The prime minister is scheduled to have a formal bilateral meeting with Obama before visiting the USS Arizona Memorial.
Ige said the relationship between the Japanese people and Hawaii “is more than business, more than friendship – it’s family.” He called the U.S.-Japan military alliance “the most important to keeping the peace in Asia.”
The question is what becomes of that alliance under Trump.
Along with questioning U.S. basing agreements in Japan and South Korea, Trump suggested last March that the two U.S. allies are freeloading off the United States’ security umbrella. His suggestion that they consider developing their own nuclear weapons drew sharp rebukes from the Obama White House, which called the idea “catastrophic,” and national security experts in both political parties.
Trump also has vowed to rip up the 12-nation Trans-Pacific Partnership trade deal negotiated by the Obama administration that includes Japan. Abe expended significant political capital to move the accord through the Japanese parliament over objections from protectionist domestic rice and automobile industries.
Within days of Trump’s election, Abe rushed to begin building ties, becoming the first foreign leader to meet with the president-elect during a stopover in New York in November en route to an Asia-Pacific economic summit in Peru.

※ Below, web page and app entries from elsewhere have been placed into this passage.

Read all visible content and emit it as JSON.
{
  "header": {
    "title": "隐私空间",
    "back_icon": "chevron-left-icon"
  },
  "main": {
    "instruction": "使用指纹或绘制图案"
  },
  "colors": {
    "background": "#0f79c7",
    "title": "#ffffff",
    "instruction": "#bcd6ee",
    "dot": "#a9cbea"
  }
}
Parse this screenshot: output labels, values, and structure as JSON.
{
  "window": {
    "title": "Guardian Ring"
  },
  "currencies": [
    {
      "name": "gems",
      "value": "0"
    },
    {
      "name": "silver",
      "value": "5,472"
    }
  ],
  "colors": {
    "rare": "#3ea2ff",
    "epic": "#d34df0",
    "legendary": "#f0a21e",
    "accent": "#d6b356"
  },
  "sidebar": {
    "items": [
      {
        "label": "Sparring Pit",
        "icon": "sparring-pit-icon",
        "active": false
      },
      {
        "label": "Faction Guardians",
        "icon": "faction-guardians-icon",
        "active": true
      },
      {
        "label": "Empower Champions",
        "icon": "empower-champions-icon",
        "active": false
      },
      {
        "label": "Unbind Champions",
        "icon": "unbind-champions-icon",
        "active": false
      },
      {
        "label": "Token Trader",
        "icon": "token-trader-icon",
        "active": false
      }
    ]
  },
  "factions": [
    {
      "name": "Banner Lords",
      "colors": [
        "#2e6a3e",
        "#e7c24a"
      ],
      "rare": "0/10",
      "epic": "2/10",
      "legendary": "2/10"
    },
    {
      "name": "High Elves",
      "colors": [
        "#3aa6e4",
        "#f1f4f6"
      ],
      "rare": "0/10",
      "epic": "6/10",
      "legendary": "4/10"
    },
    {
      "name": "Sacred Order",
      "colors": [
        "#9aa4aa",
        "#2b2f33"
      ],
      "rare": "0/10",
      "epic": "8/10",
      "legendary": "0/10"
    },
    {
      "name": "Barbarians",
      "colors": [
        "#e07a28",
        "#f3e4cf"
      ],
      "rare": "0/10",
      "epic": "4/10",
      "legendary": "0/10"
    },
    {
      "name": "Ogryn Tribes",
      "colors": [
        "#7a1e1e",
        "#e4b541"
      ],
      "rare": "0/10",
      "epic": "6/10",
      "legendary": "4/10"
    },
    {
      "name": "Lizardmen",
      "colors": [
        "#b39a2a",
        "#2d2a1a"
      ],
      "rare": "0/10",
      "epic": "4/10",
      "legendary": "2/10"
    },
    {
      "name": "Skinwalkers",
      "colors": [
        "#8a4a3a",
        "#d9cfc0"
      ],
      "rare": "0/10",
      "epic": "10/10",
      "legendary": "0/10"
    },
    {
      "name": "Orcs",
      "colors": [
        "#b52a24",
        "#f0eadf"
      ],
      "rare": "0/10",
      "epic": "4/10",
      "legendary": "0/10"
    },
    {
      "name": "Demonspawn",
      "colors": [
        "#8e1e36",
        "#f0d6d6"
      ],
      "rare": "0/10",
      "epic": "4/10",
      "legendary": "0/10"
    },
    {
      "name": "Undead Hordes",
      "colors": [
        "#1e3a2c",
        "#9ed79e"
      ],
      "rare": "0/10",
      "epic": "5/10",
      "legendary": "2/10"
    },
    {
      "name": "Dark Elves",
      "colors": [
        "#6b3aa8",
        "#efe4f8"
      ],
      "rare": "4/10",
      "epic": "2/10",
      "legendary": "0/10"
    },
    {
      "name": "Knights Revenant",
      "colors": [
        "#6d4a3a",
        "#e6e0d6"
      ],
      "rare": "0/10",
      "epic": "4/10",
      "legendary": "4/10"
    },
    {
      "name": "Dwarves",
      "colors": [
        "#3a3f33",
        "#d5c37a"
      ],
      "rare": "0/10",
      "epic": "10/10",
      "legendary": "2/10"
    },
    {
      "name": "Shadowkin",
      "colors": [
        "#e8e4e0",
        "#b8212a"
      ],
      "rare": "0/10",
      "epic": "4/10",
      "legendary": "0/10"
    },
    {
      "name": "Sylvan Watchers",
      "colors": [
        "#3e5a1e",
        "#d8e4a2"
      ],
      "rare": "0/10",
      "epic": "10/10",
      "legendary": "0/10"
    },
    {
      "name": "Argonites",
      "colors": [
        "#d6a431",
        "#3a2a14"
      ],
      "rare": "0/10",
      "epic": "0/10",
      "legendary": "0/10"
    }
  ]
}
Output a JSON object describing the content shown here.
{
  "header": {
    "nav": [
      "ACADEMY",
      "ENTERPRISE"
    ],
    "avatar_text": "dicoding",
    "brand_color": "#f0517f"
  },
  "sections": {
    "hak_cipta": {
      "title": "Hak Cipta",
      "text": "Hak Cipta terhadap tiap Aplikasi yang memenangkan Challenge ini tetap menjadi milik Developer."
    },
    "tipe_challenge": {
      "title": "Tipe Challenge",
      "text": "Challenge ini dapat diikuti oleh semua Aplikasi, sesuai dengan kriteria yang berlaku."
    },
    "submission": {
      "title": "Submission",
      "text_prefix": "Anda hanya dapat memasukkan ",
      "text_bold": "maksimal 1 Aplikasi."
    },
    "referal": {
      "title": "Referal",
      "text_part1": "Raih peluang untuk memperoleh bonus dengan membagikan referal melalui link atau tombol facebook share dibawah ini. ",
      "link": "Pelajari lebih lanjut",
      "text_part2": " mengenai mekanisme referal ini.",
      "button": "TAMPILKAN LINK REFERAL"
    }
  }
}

“Trump’s campaign rhetoric is campaign rhetoric,” said Tsukada, the embassy spokesman. “We don’t believe the electorate or constituents take those message literally. In fact, you might have noticed that throughout the campaign, at one stage his rhetoric was extremely anti-Japan, with Japan-bashing type of language, but after a certain point it disappeared. By and large, we think he has a normal kind of balance.”
Some foreign-policy analysts have speculated that Abe will seek to leverage the uncertainty around Trump’s agenda to speed his own long-standing efforts to bolster the mission and capabilities of Japan’s Self-Defense Forces. Abe played host this month to Russian President Vladimir Putin, who visited the prime minister’s home town, in a bid to improve bilateral relations between their countries. That meeting, which had been in the works before Trump’s victory, caused consternation in Washington.
Trump’s antagonistic posture toward China, including his unprecedented phone conversation with the president of Taiwan last month, also has unsettled the region. Analysts said Abe would welcome a shift of U.S. policy toward Taiwan, but they cautioned that China’s response to an escalation of tensions with the Trump administration could be aimed at Japan, as well.
Tokyo is “relatively reassured that [Trump’s] campaign rhetoric of extreme isolationism is gone, but the unpredictability factor is still the biggest challenge,” said Sheila Smith, a Japan expert at the Council on Foreign Relations. “What Abe will want to do with Trump is to hug him close, and teach him about Japan and Asia.
“I suspect they’re holdingtheir breath a little bit,” Smith added. “But I do think in Mr. Abe’s personal visit and his subsequent follow-up, he’s trying to be the ally of choice for Mr. Trump.”
(c) 2016, The Washington Post · David Nakamura, Brittany Lyte